High prices for assets and a lack of differentiation among GPs’ business models are making private equity less attractive, according to the head of the asset class at Australia’s A$148.8 billion ($105.6 billion; €92.6 billion) sovereign wealth fund.
“I’m concerned at the prices being paid for beta today, the cost of beta exposure and the ability to continue generating upside at the prices being paid,” Future Fund‘s Steve Byrom told Private Equity International in an interview at the investor’s Melbourne headquarters.
The high cost of assets implies private equity is a “far more efficient market than it’s supposed to be”, Byrom said.
Private equity sponsors paid on average 14x EBITDA for US assets and 11x in Europe last year, according to data from S&P Global Market Intelligence, and 14.1x in Asia-Pacific, according to Bain & Co.

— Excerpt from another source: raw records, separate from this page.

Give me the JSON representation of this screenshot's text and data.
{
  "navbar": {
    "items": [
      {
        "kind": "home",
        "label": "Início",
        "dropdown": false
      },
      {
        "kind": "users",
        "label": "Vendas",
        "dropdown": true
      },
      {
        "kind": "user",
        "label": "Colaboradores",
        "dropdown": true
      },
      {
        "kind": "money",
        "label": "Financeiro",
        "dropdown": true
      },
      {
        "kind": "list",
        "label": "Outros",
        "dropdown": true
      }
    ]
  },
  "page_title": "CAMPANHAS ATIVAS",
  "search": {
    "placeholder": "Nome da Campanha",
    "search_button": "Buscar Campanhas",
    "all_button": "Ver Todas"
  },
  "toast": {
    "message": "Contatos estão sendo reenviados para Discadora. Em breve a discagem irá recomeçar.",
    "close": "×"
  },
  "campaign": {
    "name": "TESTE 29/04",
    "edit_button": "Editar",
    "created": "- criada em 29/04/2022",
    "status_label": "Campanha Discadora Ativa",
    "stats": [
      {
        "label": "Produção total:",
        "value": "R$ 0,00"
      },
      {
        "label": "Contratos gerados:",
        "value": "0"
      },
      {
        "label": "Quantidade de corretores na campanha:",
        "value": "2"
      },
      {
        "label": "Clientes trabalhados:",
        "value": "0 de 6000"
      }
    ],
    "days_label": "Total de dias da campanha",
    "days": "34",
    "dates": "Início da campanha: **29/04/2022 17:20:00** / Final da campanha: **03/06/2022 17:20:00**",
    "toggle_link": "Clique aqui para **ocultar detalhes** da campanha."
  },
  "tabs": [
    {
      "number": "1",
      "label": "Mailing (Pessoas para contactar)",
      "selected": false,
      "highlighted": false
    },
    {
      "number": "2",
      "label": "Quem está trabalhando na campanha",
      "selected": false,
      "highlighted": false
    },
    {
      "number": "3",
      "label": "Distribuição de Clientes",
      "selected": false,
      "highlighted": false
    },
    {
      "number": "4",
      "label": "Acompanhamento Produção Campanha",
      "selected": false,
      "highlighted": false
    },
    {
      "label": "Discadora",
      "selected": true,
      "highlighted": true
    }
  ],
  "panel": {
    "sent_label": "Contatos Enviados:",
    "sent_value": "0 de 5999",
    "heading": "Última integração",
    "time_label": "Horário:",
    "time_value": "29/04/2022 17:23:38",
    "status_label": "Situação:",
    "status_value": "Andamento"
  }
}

“At a big picture level, this asset class is becoming less attractive,” he said. “Business models aren’t sufficiently differentiated because of the number of GPs in the ecosystem and the amount of capital competing for a reasonably small number of bidders. Those kinds of competitive dynamics worry me.”
Future Fund’s private equity portfolio grew by 3 percentage points to 14.8 percent of its total portfolio compared with a year earlier, according to its latest quarterly update as of 30 September. The growth came amid a drop in its cash exposure to 14.4 percent from 18.9 percent, while debt securities also fell to 8.8 percent from 9.9 percent of its total portfolio.

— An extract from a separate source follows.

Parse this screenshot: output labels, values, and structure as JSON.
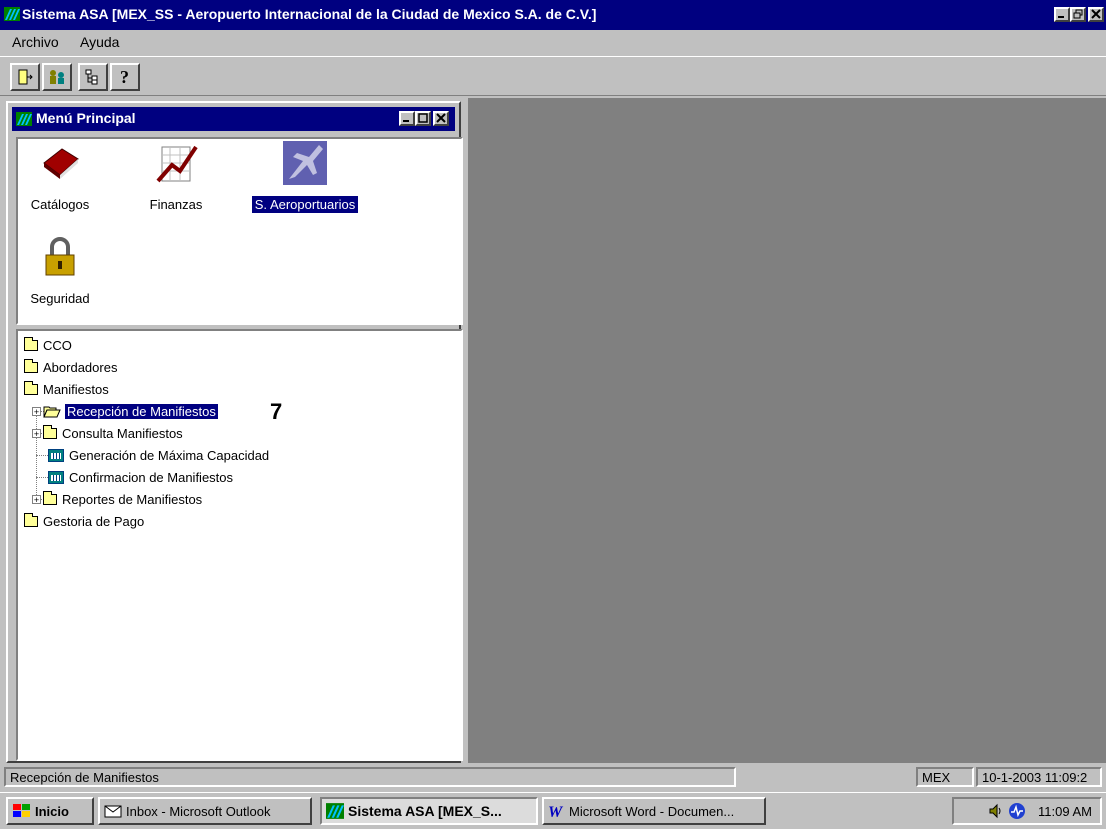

“Inflationary pressures are gradually building in the US and markets continue to respond to rising interest rates,” Peter Costello, chair of the Future Fund Board of Guardians, noted in the update. “While the short-term economic outlook remains reasonably positive, we remain cautious about the longer term outlook, the impact of geopolitical and trade tensions and the potential for shocks to markets.”
China and secondaries
Future Fund is particularly excited about opportunities in the Chinese market where local GPs are becoming more sophisticated and are doing “more than just multiple arbitrage”, according to Byrom.
“We’re starting to see opportunities to put capital to work where we feel very comfortable with the GPs we’re working with,” he said. The fund counts Hong Kong-based Citic Capital and CDH Investments as well as Beijing-based Hillhouse Capital Group among its China-focused private equity managers, according to its website.
The fund has also been using secondaries to manage its private equity exposure. In 2016 Future Fund sold a portfolio worth around $1 billion to Canada Pension Plan Investment Board, as sister publication Secondaries Investor reported, and the sovereign investor would consider using the secondaries market again to rebalance its portfolio, Byrom said. Using secondaries is far better than scaling commitments up or down, he added.
“Some people seem to think that scaling commitments is a lever to pull to try to get the portfolio moving. It’s just far too slow moving to have an impact within three or four years.”
“There are pools of capital where that’s quite appropriate and it works, and there are other pools of capital where it doesn’t make sense to do,” he said. “We’d probably put ourselves in the latter camp.”
When it comes to how the SWF incorporates environmental, social and governance issues among GPs into its day-to-day portfolio management, Future Fund is particularly looking at social diversity, according to Byrom.
“Our hot topic would be diversity of thought, ie, a GP made up of classmates from, say, Princeton,” he said. “It’s not just gender, it’s also experiences and different ways of looking at things that they bring to the table – upbringing, education, background, different societal norms.”
Future Fund was established in 2006 to strengthen the Australian Government’s long-term financial position. It invests five funds: Future Fund, DisabilityCare Australia Fund, Medical Research Future Fund, Building Australia Fund and Education Investment Fund.